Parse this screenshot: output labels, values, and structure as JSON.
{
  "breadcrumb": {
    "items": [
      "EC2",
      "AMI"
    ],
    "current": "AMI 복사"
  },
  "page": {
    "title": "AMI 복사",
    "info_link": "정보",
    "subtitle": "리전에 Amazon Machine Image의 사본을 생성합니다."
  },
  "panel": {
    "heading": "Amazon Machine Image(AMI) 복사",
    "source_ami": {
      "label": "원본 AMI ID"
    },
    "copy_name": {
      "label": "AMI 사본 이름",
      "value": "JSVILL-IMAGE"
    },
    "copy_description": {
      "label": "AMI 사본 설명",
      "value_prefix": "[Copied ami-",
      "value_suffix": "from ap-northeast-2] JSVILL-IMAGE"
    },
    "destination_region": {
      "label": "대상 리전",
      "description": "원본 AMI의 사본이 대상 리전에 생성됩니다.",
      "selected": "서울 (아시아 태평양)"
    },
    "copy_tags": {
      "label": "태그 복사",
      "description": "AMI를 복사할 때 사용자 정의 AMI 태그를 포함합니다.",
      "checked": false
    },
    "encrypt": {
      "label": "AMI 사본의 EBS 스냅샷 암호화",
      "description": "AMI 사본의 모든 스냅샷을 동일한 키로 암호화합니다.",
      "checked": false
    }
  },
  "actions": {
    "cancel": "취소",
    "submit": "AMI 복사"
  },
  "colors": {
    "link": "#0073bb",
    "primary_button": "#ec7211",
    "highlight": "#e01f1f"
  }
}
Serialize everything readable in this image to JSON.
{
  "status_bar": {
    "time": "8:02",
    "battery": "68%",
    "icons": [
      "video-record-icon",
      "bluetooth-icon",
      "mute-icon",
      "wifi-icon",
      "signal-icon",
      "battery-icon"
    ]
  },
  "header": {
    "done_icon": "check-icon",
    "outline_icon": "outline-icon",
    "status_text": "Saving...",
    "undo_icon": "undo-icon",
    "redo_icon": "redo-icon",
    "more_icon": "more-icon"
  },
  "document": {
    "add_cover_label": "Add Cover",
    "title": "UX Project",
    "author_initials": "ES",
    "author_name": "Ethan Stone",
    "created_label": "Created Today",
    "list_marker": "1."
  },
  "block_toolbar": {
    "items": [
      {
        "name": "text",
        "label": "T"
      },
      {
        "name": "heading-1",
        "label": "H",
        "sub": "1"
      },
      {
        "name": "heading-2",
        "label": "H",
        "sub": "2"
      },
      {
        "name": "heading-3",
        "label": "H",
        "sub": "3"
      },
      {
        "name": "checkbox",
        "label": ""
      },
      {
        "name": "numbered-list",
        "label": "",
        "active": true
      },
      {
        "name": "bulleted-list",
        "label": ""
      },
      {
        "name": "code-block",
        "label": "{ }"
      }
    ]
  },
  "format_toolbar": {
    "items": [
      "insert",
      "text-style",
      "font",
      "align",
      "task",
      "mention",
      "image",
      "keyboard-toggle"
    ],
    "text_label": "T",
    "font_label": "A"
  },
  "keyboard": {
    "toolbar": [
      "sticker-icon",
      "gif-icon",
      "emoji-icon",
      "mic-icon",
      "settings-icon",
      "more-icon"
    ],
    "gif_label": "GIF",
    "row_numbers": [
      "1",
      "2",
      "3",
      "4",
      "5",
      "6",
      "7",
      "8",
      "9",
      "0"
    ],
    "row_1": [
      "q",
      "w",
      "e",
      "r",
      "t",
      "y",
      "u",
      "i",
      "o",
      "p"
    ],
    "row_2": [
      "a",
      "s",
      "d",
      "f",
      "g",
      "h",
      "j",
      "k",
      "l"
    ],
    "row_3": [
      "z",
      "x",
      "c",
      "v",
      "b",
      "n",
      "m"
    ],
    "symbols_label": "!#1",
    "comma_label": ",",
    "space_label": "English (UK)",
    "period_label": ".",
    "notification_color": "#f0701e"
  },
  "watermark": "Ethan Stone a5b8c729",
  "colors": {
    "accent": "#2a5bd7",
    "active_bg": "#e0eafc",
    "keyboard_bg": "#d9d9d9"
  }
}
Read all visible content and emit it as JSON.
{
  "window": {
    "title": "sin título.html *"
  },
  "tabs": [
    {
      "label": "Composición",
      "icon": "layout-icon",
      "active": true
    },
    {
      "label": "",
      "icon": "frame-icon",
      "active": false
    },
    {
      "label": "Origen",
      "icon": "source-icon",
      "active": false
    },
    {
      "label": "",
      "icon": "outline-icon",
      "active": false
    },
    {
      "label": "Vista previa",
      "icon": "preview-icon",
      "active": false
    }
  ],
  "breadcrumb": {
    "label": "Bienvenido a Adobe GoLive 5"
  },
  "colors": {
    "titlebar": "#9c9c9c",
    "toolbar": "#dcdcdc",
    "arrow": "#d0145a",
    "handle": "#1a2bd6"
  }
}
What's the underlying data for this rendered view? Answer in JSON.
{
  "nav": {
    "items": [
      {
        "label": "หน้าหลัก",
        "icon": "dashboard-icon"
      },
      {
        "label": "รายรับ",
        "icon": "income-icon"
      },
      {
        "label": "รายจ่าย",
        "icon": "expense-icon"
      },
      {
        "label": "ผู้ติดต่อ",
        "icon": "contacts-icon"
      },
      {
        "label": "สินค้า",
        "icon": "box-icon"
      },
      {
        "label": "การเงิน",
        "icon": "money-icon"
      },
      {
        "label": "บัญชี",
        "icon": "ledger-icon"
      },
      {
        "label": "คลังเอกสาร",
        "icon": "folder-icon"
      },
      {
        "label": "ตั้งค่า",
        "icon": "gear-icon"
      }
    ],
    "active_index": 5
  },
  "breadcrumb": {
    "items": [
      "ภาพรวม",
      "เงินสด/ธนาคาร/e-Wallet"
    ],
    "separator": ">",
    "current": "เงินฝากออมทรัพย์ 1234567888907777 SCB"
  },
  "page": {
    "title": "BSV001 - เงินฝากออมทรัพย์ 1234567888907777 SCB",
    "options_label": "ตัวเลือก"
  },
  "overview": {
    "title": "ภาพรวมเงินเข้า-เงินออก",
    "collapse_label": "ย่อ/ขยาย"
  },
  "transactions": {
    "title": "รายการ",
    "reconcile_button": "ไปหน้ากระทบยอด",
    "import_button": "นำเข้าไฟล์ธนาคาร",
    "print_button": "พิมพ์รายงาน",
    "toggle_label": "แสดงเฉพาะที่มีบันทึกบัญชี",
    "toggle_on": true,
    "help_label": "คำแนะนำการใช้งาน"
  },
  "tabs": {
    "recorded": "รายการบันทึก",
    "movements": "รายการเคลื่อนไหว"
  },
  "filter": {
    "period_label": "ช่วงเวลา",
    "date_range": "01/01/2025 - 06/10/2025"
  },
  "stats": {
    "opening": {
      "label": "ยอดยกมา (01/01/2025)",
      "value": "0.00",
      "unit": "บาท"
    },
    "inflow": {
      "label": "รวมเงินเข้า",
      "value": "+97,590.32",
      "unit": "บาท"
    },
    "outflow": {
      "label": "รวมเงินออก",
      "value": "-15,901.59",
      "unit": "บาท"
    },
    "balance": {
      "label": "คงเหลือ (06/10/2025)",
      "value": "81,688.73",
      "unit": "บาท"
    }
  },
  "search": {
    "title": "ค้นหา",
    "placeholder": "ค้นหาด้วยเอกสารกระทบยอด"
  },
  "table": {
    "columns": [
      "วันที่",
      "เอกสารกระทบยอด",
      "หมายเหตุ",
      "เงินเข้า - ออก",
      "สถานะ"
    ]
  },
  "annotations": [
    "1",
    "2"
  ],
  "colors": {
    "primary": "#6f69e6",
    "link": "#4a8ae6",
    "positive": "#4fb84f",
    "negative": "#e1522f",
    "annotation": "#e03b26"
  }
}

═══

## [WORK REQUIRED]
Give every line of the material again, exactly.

## [SOLVED EXERCISE]
Parse this screenshot: output labels, values, and structure as JSON.
{
  "breadcrumb": {
    "items": [
      "EC2",
      "AMI"
    ],
    "current": "AMI 복사"
  },
  "page": {
    "title": "AMI 복사",
    "info_link": "정보",
    "subtitle": "리전에 Amazon Machine Image의 사본을 생성합니다."
  },
  "panel": {
    "heading": "Amazon Machine Image(AMI) 복사",
    "source_ami": {
      "label": "원본 AMI ID"
    },
    "copy_name": {
      "label": "AMI 사본 이름",
      "value": "JSVILL-IMAGE"
    },
    "copy_description": {
      "label": "AMI 사본 설명",
      "value_prefix": "[Copied ami-",
      "value_suffix": "from ap-northeast-2] JSVILL-IMAGE"
    },
    "destination_region": {
      "label": "대상 리전",
      "description": "원본 AMI의 사본이 대상 리전에 생성됩니다.",
      "selected": "서울 (아시아 태평양)"
    },
    "copy_tags": {
      "label": "태그 복사",
      "description": "AMI를 복사할 때 사용자 정의 AMI 태그를 포함합니다.",
      "checked": false
    },
    "encrypt": {
      "label": "AMI 사본의 EBS 스냅샷 암호화",
      "description": "AMI 사본의 모든 스냅샷을 동일한 키로 암호화합니다.",
      "checked": false
    }
  },
  "actions": {
    "cancel": "취소",
    "submit": "AMI 복사"
  },
  "colors": {
    "link": "#0073bb",
    "primary_button": "#ec7211",
    "highlight": "#e01f1f"
  }
}
Serialize everything readable in this image to JSON.
{
  "status_bar": {
    "time": "8:02",
    "battery": "68%",
    "icons": [
      "video-record-icon",
      "bluetooth-icon",
      "mute-icon",
      "wifi-icon",
      "signal-icon",
      "battery-icon"
    ]
  },
  "header": {
    "done_icon": "check-icon",
    "outline_icon": "outline-icon",
    "status_text": "Saving...",
    "undo_icon": "undo-icon",
    "redo_icon": "redo-icon",
    "more_icon": "more-icon"
  },
  "document": {
    "add_cover_label": "Add Cover",
    "title": "UX Project",
    "author_initials": "ES",
    "author_name": "Ethan Stone",
    "created_label": "Created Today",
    "list_marker": "1."
  },
  "block_toolbar": {
    "items": [
      {
        "name": "text",
        "label": "T"
      },
      {
        "name": "heading-1",
        "label": "H",
        "sub": "1"
      },
      {
        "name": "heading-2",
        "label": "H",
        "sub": "2"
      },
      {
        "name": "heading-3",
        "label": "H",
        "sub": "3"
      },
      {
        "name": "checkbox",
        "label": ""
      },
      {
        "name": "numbered-list",
        "label": "",
        "active": true
      },
      {
        "name": "bulleted-list",
        "label": ""
      },
      {
        "name": "code-block",
        "label": "{ }"
      }
    ]
  },
  "format_toolbar": {
    "items": [
      "insert",
      "text-style",
      "font",
      "align",
      "task",
      "mention",
      "image",
      "keyboard-toggle"
    ],
    "text_label": "T",
    "font_label": "A"
  },
  "keyboard": {
    "toolbar": [
      "sticker-icon",
      "gif-icon",
      "emoji-icon",
      "mic-icon",
      "settings-icon",
      "more-icon"
    ],
    "gif_label": "GIF",
    "row_numbers": [
      "1",
      "2",
      "3",
      "4",
      "5",
      "6",
      "7",
      "8",
      "9",
      "0"
    ],
    "row_1": [
      "q",
      "w",
      "e",
      "r",
      "t",
      "y",
      "u",
      "i",
      "o",
      "p"
    ],
    "row_2": [
      "a",
      "s",
      "d",
      "f",
      "g",
      "h",
      "j",
      "k",
      "l"
    ],
    "row_3": [
      "z",
      "x",
      "c",
      "v",
      "b",
      "n",
      "m"
    ],
    "symbols_label": "!#1",
    "comma_label": ",",
    "space_label": "English (UK)",
    "period_label": ".",
    "notification_color": "#f0701e"
  },
  "watermark": "Ethan Stone a5b8c729",
  "colors": {
    "accent": "#2a5bd7",
    "active_bg": "#e0eafc",
    "keyboard_bg": "#d9d9d9"
  }
}
Read all visible content and emit it as JSON.
{
  "window": {
    "title": "sin título.html *"
  },
  "tabs": [
    {
      "label": "Composición",
      "icon": "layout-icon",
      "active": true
    },
    {
      "label": "",
      "icon": "frame-icon",
      "active": false
    },
    {
      "label": "Origen",
      "icon": "source-icon",
      "active": false
    },
    {
      "label": "",
      "icon": "outline-icon",
      "active": false
    },
    {
      "label": "Vista previa",
      "icon": "preview-icon",
      "active": false
    }
  ],
  "breadcrumb": {
    "label": "Bienvenido a Adobe GoLive 5"
  },
  "colors": {
    "titlebar": "#9c9c9c",
    "toolbar": "#dcdcdc",
    "arrow": "#d0145a",
    "handle": "#1a2bd6"
  }
}
What's the underlying data for this rendered view? Answer in JSON.
{
  "nav": {
    "items": [
      {
        "label": "หน้าหลัก",
        "icon": "dashboard-icon"
      },
      {
        "label": "รายรับ",
        "icon": "income-icon"
      },
      {
        "label": "รายจ่าย",
        "icon": "expense-icon"
      },
      {
        "label": "ผู้ติดต่อ",
        "icon": "contacts-icon"
      },
      {
        "label": "สินค้า",
        "icon": "box-icon"
      },
      {
        "label": "การเงิน",
        "icon": "money-icon"
      },
      {
        "label": "บัญชี",
        "icon": "ledger-icon"
      },
      {
        "label": "คลังเอกสาร",
        "icon": "folder-icon"
      },
      {
        "label": "ตั้งค่า",
        "icon": "gear-icon"
      }
    ],
    "active_index": 5
  },
  "breadcrumb": {
    "items": [
      "ภาพรวม",
      "เงินสด/ธนาคาร/e-Wallet"
    ],
    "separator": ">",
    "current": "เงินฝากออมทรัพย์ 1234567888907777 SCB"
  },
  "page": {
    "title": "BSV001 - เงินฝากออมทรัพย์ 1234567888907777 SCB",
    "options_label": "ตัวเลือก"
  },
  "overview": {
    "title": "ภาพรวมเงินเข้า-เงินออก",
    "collapse_label": "ย่อ/ขยาย"
  },
  "transactions": {
    "title": "รายการ",
    "reconcile_button": "ไปหน้ากระทบยอด",
    "import_button": "นำเข้าไฟล์ธนาคาร",
    "print_button": "พิมพ์รายงาน",
    "toggle_label": "แสดงเฉพาะที่มีบันทึกบัญชี",
    "toggle_on": true,
    "help_label": "คำแนะนำการใช้งาน"
  },
  "tabs": {
    "recorded": "รายการบันทึก",
    "movements": "รายการเคลื่อนไหว"
  },
  "filter": {
    "period_label": "ช่วงเวลา",
    "date_range": "01/01/2025 - 06/10/2025"
  },
  "stats": {
    "opening": {
      "label": "ยอดยกมา (01/01/2025)",
      "value": "0.00",
      "unit": "บาท"
    },
    "inflow": {
      "label": "รวมเงินเข้า",
      "value": "+97,590.32",
      "unit": "บาท"
    },
    "outflow": {
      "label": "รวมเงินออก",
      "value": "-15,901.59",
      "unit": "บาท"
    },
    "balance": {
      "label": "คงเหลือ (06/10/2025)",
      "value": "81,688.73",
      "unit": "บาท"
    }
  },
  "search": {
    "title": "ค้นหา",
    "placeholder": "ค้นหาด้วยเอกสารกระทบยอด"
  },
  "table": {
    "columns": [
      "วันที่",
      "เอกสารกระทบยอด",
      "หมายเหตุ",
      "เงินเข้า - ออก",
      "สถานะ"
    ]
  },
  "annotations": [
    "1",
    "2"
  ],
  "colors": {
    "primary": "#6f69e6",
    "link": "#4a8ae6",
    "positive": "#4fb84f",
    "negative": "#e1522f",
    "annotation": "#e03b26"
  }
}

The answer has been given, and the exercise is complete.